The Oodnadatta Track is an iconic road made so and famous by the Afghan cameleers of the Nineteenth Century when they transported their goods on camels imported from Afghanistan to missions in the north of South Australia and to Alice Springs in the Northern Territory. The Oodnadatta Tack and one of Adam Plate’s famous desert […]
We drove east along the road which links Copley to Balcanoona and the Arkaroola Yunta road. It is a very pretty drive through the hills of the Northern Flinders Ranges with many twists and gullies. We bought an icy pole each at Iga Warta Store and Campgrounds along the road and then drove through […]
Boxing Day saw us take the road north via Orroroo, Hawker, Leigh Creek and Lyndhurst. It was a warmish day and we had a tailwind which made the car run a little warm.
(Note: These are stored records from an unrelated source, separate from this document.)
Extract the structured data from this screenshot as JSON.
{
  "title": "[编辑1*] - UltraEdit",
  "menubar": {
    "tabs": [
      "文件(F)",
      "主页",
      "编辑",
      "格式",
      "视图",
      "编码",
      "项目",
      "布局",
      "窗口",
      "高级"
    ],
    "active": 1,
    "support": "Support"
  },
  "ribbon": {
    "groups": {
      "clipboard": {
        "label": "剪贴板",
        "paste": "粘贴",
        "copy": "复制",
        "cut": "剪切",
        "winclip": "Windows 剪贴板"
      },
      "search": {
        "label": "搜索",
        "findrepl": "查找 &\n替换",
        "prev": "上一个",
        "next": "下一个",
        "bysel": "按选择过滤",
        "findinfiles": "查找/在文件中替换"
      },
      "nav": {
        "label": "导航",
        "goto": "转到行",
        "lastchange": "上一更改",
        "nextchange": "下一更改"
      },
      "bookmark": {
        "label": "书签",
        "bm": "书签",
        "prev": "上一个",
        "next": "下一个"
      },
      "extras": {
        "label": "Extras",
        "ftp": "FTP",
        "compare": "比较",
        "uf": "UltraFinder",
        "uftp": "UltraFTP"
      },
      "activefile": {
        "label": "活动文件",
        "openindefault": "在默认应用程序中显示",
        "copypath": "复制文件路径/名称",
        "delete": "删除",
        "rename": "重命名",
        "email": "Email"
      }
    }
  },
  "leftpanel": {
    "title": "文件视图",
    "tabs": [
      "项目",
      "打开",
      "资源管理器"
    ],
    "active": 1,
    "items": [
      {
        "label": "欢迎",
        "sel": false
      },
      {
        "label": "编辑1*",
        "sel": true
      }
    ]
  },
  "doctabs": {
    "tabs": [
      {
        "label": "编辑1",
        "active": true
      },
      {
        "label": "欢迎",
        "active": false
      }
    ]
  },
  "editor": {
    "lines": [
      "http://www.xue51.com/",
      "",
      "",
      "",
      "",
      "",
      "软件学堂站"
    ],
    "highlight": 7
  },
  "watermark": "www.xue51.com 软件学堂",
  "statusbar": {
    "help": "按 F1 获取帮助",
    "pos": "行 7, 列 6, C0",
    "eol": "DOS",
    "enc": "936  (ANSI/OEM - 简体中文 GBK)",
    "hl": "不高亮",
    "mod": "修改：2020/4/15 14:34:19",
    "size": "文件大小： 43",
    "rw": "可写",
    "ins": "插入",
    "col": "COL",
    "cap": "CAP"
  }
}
I took the insect screen off the front and only ran the air-conditioning for short periods if time so as not to […]
Every summer we try to make a break for a short sojourn by the seaside. The weather forecast looked good for the day after New Year so we hooked the trailer up and went to explore the beaches of the west coast of the Yorke Peninsula of South Australia. We had been that way some years […]
I had gathered by invitation, a group of friends and acquaintances, to join us, that is myself, my wife Judith, and Jeddah our dog, on our winter holiday and for the first month, as I had planned an adventure to very remote and isolated places over a three month period. We set off as a group […]
I had another trip planned for 2008 and was busy making an application for a permit from the Central Land Council when other participants became involved and the whole thing fell in a heap. So we applied for permits to enter the Central Reserves in Western Australia instead and this went without a hitch […]
I had not planned a trip away in 2007 but as winter set in and the days became colder, my asthma took a turn for the worse and I decided that I should go and look for some warmer weather to the north. I had however, set the wheels in motion to organise a gathering of […]
It was late afternoon in July of 1994 when we crossed Savory Creek, just to the west of Lake Disappointment in the Little Sandy Desert. The crossing had some wetness to it but it hardly required four wheel drive mode. Not long after the crossing and after some cross country driving to find the Canning Stock […]
31 January 2007……………… Phone rings at 4.15am…. “What the…..?” “Yeaaaahrr……..” “Mate I’m in the chit! We have two vehicles bogged to the west of Hawker” “Yeaaahrrrr…..”…Half asleep “Can you help?” “Yeaaaaahrrrr……………” ‘Twas me neighbour down the road. He does contract cleaning of Electricity Transmission facilities in the state. To gain access to these facilities he needs […]
Newman, Nullagine, Marble Bar, Carawine Gorge On our departure day out of Newman we went to the Visitors Centre and I enquired about access and camping at Kalgan Pool. Yep, no worries BUT you need a permit. A what?? Yep, a permit from BHP Billiton to cross their railway line. Cheeez!. And it had mobs of […]
We turned towards the Great Central Road which runs from Laverton in Western Australia to Uluru and Alice Springs in the Northern Territory and on to Boulia and eventually Winton in Queensland. After camping at Sunday Point we started another adventure up the David Carnegie Road and Eagle Highway. On our way to Tjukayirla Roadhouse on […]
Well, Len Beadell, the surveyor and builder of this road, the Anne Beadell Highway, had a very good sense of humour when he named his rocket roads, ‘Highways’. One can see his humour that from his sketches and cartoons and of his writings in the many books that he wrote. This road, which has now become […]
Deserts fascinate a lot of people, including me. The Simpson Desert is called Arunta, in an aboriginal language. It is the largest parallel sand dune desert in the world and has over 1100 dunes that lie along a South-southeast/North-northwest axis. The Simpson Desert lies across the corners of South Australia, Queensland and the Northern Territory, and […]